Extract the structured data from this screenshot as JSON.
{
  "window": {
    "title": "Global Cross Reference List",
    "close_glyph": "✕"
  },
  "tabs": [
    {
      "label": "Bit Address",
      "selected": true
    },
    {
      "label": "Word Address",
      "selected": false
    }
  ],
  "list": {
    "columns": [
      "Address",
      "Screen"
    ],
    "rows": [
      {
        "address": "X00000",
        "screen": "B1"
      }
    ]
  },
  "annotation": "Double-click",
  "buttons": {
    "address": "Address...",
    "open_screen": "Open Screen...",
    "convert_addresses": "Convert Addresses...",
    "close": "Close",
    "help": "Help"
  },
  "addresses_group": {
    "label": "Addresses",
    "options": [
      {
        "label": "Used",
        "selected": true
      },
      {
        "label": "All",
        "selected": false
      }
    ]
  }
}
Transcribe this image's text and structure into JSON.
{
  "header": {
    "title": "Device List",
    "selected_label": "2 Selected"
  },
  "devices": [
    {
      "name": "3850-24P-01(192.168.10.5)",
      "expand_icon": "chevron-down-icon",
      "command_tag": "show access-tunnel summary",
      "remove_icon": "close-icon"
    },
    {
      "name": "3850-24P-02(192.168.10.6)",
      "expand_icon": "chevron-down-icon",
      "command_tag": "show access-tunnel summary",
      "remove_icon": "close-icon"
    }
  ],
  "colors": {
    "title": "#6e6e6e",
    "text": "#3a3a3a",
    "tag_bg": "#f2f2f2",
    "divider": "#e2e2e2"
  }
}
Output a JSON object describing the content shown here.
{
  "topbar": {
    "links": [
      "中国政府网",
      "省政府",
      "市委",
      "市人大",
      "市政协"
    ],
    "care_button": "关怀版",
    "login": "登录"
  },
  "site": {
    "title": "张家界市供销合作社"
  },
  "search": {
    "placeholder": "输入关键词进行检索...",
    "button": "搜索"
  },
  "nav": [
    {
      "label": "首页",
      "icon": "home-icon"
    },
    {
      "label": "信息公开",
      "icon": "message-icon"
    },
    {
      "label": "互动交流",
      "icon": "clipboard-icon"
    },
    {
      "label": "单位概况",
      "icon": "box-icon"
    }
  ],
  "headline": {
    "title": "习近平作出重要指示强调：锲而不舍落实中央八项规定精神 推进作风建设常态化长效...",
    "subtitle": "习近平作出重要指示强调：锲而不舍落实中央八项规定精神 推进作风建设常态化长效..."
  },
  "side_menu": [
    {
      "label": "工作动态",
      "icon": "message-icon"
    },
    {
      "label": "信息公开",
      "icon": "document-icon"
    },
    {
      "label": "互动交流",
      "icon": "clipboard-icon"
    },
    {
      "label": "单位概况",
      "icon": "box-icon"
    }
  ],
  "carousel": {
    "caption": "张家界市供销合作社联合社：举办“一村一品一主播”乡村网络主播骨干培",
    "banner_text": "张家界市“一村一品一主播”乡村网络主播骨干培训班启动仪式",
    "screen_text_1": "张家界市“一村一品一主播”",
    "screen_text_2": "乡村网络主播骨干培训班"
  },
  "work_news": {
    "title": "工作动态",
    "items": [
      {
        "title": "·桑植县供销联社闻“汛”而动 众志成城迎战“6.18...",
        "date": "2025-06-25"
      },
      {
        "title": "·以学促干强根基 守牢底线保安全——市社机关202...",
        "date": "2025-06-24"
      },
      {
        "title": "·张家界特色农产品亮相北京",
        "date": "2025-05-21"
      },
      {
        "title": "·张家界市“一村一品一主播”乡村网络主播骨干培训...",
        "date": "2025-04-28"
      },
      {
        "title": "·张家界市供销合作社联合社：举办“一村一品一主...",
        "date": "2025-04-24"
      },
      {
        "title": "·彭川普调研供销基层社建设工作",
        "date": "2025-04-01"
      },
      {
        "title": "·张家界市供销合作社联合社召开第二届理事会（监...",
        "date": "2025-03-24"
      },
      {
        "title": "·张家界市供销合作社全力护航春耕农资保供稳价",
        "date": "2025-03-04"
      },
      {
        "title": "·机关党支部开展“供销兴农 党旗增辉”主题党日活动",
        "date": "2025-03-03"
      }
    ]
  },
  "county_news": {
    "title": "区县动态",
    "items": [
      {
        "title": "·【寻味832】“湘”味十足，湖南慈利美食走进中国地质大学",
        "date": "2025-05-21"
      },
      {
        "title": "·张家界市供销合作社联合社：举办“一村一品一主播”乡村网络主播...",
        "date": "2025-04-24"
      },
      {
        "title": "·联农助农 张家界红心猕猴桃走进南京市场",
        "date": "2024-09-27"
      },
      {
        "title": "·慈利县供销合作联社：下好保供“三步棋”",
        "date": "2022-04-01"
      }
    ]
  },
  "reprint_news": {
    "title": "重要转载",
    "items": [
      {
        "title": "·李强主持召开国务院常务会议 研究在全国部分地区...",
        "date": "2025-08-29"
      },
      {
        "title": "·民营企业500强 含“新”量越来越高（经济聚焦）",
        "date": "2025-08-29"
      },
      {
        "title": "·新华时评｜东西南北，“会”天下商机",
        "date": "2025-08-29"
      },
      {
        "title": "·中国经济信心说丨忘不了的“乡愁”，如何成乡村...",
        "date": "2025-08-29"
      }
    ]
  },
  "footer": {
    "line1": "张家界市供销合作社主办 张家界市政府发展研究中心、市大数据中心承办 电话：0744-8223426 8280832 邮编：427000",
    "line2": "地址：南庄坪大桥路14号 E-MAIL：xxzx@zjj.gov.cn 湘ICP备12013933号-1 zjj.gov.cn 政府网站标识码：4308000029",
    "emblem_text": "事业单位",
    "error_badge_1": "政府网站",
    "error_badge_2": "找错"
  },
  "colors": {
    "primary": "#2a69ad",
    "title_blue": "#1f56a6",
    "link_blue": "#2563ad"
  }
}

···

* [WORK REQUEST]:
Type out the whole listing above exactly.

* [TASK ANSWER]:
Extract the structured data from this screenshot as JSON.
{
  "window": {
    "title": "Global Cross Reference List",
    "close_glyph": "✕"
  },
  "tabs": [
    {
      "label": "Bit Address",
      "selected": true
    },
    {
      "label": "Word Address",
      "selected": false
    }
  ],
  "list": {
    "columns": [
      "Address",
      "Screen"
    ],
    "rows": [
      {
        "address": "X00000",
        "screen": "B1"
      }
    ]
  },
  "annotation": "Double-click",
  "buttons": {
    "address": "Address...",
    "open_screen": "Open Screen...",
    "convert_addresses": "Convert Addresses...",
    "close": "Close",
    "help": "Help"
  },
  "addresses_group": {
    "label": "Addresses",
    "options": [
      {
        "label": "Used",
        "selected": true
      },
      {
        "label": "All",
        "selected": false
      }
    ]
  }
}
Transcribe this image's text and structure into JSON.
{
  "header": {
    "title": "Device List",
    "selected_label": "2 Selected"
  },
  "devices": [
    {
      "name": "3850-24P-01(192.168.10.5)",
      "expand_icon": "chevron-down-icon",
      "command_tag": "show access-tunnel summary",
      "remove_icon": "close-icon"
    },
    {
      "name": "3850-24P-02(192.168.10.6)",
      "expand_icon": "chevron-down-icon",
      "command_tag": "show access-tunnel summary",
      "remove_icon": "close-icon"
    }
  ],
  "colors": {
    "title": "#6e6e6e",
    "text": "#3a3a3a",
    "tag_bg": "#f2f2f2",
    "divider": "#e2e2e2"
  }
}
Output a JSON object describing the content shown here.
{
  "topbar": {
    "links": [
      "中国政府网",
      "省政府",
      "市委",
      "市人大",
      "市政协"
    ],
    "care_button": "关怀版",
    "login": "登录"
  },
  "site": {
    "title": "张家界市供销合作社"
  },
  "search": {
    "placeholder": "输入关键词进行检索...",
    "button": "搜索"
  },
  "nav": [
    {
      "label": "首页",
      "icon": "home-icon"
    },
    {
      "label": "信息公开",
      "icon": "message-icon"
    },
    {
      "label": "互动交流",
      "icon": "clipboard-icon"
    },
    {
      "label": "单位概况",
      "icon": "box-icon"
    }
  ],
  "headline": {
    "title": "习近平作出重要指示强调：锲而不舍落实中央八项规定精神 推进作风建设常态化长效...",
    "subtitle": "习近平作出重要指示强调：锲而不舍落实中央八项规定精神 推进作风建设常态化长效..."
  },
  "side_menu": [
    {
      "label": "工作动态",
      "icon": "message-icon"
    },
    {
      "label": "信息公开",
      "icon": "document-icon"
    },
    {
      "label": "互动交流",
      "icon": "clipboard-icon"
    },
    {
      "label": "单位概况",
      "icon": "box-icon"
    }
  ],
  "carousel": {
    "caption": "张家界市供销合作社联合社：举办“一村一品一主播”乡村网络主播骨干培",
    "banner_text": "张家界市“一村一品一主播”乡村网络主播骨干培训班启动仪式",
    "screen_text_1": "张家界市“一村一品一主播”",
    "screen_text_2": "乡村网络主播骨干培训班"
  },
  "work_news": {
    "title": "工作动态",
    "items": [
      {
        "title": "·桑植县供销联社闻“汛”而动 众志成城迎战“6.18...",
        "date": "2025-06-25"
      },
      {
        "title": "·以学促干强根基 守牢底线保安全——市社机关202...",
        "date": "2025-06-24"
      },
      {
        "title": "·张家界特色农产品亮相北京",
        "date": "2025-05-21"
      },
      {
        "title": "·张家界市“一村一品一主播”乡村网络主播骨干培训...",
        "date": "2025-04-28"
      },
      {
        "title": "·张家界市供销合作社联合社：举办“一村一品一主...",
        "date": "2025-04-24"
      },
      {
        "title": "·彭川普调研供销基层社建设工作",
        "date": "2025-04-01"
      },
      {
        "title": "·张家界市供销合作社联合社召开第二届理事会（监...",
        "date": "2025-03-24"
      },
      {
        "title": "·张家界市供销合作社全力护航春耕农资保供稳价",
        "date": "2025-03-04"
      },
      {
        "title": "·机关党支部开展“供销兴农 党旗增辉”主题党日活动",
        "date": "2025-03-03"
      }
    ]
  },
  "county_news": {
    "title": "区县动态",
    "items": [
      {
        "title": "·【寻味832】“湘”味十足，湖南慈利美食走进中国地质大学",
        "date": "2025-05-21"
      },
      {
        "title": "·张家界市供销合作社联合社：举办“一村一品一主播”乡村网络主播...",
        "date": "2025-04-24"
      },
      {
        "title": "·联农助农 张家界红心猕猴桃走进南京市场",
        "date": "2024-09-27"
      },
      {
        "title": "·慈利县供销合作联社：下好保供“三步棋”",
        "date": "2022-04-01"
      }
    ]
  },
  "reprint_news": {
    "title": "重要转载",
    "items": [
      {
        "title": "·李强主持召开国务院常务会议 研究在全国部分地区...",
        "date": "2025-08-29"
      },
      {
        "title": "·民营企业500强 含“新”量越来越高（经济聚焦）",
        "date": "2025-08-29"
      },
      {
        "title": "·新华时评｜东西南北，“会”天下商机",
        "date": "2025-08-29"
      },
      {
        "title": "·中国经济信心说丨忘不了的“乡愁”，如何成乡村...",
        "date": "2025-08-29"
      }
    ]
  },
  "footer": {
    "line1": "张家界市供销合作社主办 张家界市政府发展研究中心、市大数据中心承办 电话：0744-8223426 8280832 邮编：427000",
    "line2": "地址：南庄坪大桥路14号 E-MAIL：xxzx@zjj.gov.cn 湘ICP备12013933号-1 zjj.gov.cn 政府网站标识码：4308000029",
    "emblem_text": "事业单位",
    "error_badge_1": "政府网站",
    "error_badge_2": "找错"
  },
  "colors": {
    "primary": "#2a69ad",
    "title_blue": "#1f56a6",
    "link_blue": "#2563ad"
  }
}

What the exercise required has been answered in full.